“I think when we say it’s deep, we’re talking about the top six guys,” said Daniel Jeremiah, a draft analyst for the NFL Network, who spoke to reporters on a conference call. “And six is a big number.”

“Last year I … talked about how the 2024 draft really has a chance to be a special (quarterback) class,” said former Tampa Bay Buccaneers GM Mark Dominik, an NFL analyst for SiriusXM. “I still think it does.”

We have recent examples of boom-or-bust decisions.

* The early 2021 quarterback class was a bomb. Lawrence went No. 1 to the Jaguars, Wilson was picked second by the Jets, and the 49ers aggressively traded up to draft Lance, who didn’t last long. He was traded to Dallas. OK, now look deeper in the first-round list: Justin Fields went 11th to the Bears, and Mac Jones was tabbed 15th by the Patriots.

In the three seasons since that draft, only Lawrence has demonstrated the ability to be a successful quarterback, but he regressed late in the 2023 season.

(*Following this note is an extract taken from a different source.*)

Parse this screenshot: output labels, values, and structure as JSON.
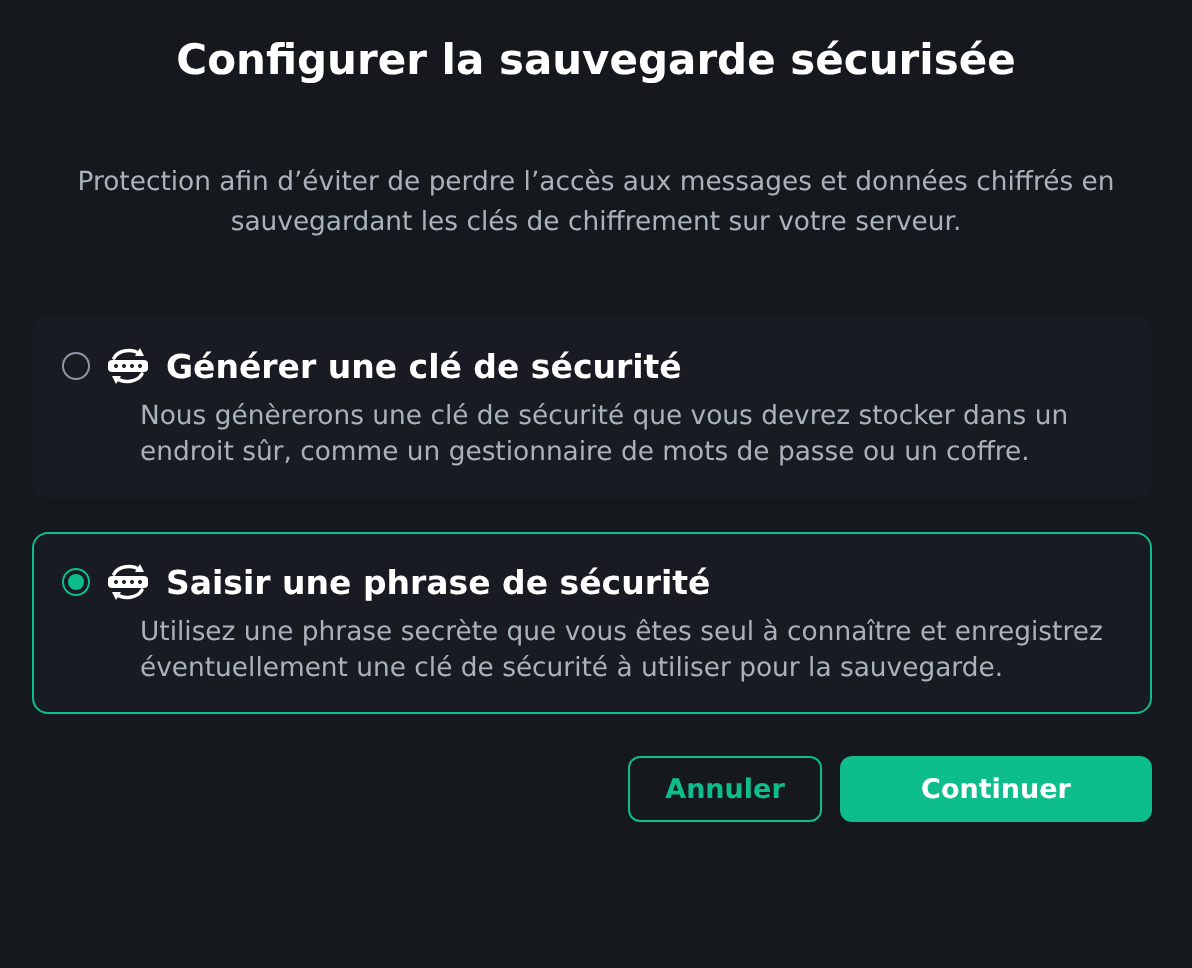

And Lance, Fields, Jones and Wilson have been traded by the teams that chose them in the ‘21 draft.

* Drafting quarterbacks paid off in 2020. Joe Burrow went No. 1 to the Bengals, Tua Tagovailoa was grabbed at No. 5 by the Dolphins, Justin Herbert was selected sixth by the Chargers, Jordan Love went to the Packers later in the first round, and the Eagles drafted Jalen Hurts in round two. I’m not saying these guys will become Hall of Famers, but they’re viewed as franchise quarterbacks by their teams.

Compared to previous QB draft disasters, 2020 looks pretty damn good.

What about 2024?

“Only time will tell,” Dominik said. “But I do think this class not only has the top three or four guys, but I think there’s other quarterbacks in this class that are going to certainly be guys that you’re going to hear about and have a chance. So I think there’s good quality and quantity in this class that I think does make it more toward that 2020 possibility than it is 2021.”

He may be wrong. He may be right.

Quarterbacks. Gotta have ‘em.

Might as well just flip a coin.

Thanks for reading …

– Bernie

Bernie Miklasz

Bernie Miklasz

For the last 36 years Bernie Miklasz has entertained, enlightened, and connected with generations of St. Louis sports fans.

While best known for his voice as the lead sports columnist at the Post-Dispatch for 26 years, Bernie has also written for The Athletic, Dallas Morning News and Baltimore News American. A 2023 inductee into the Missouri Sports Hall of Fame, Bernie has hosted radio shows in St. Louis, Dallas, Baltimore and Washington D.C.

Bernie, his wife Kirsten and their cats reside in the Skinker-DeBaliviere neighborhood of St. Louis.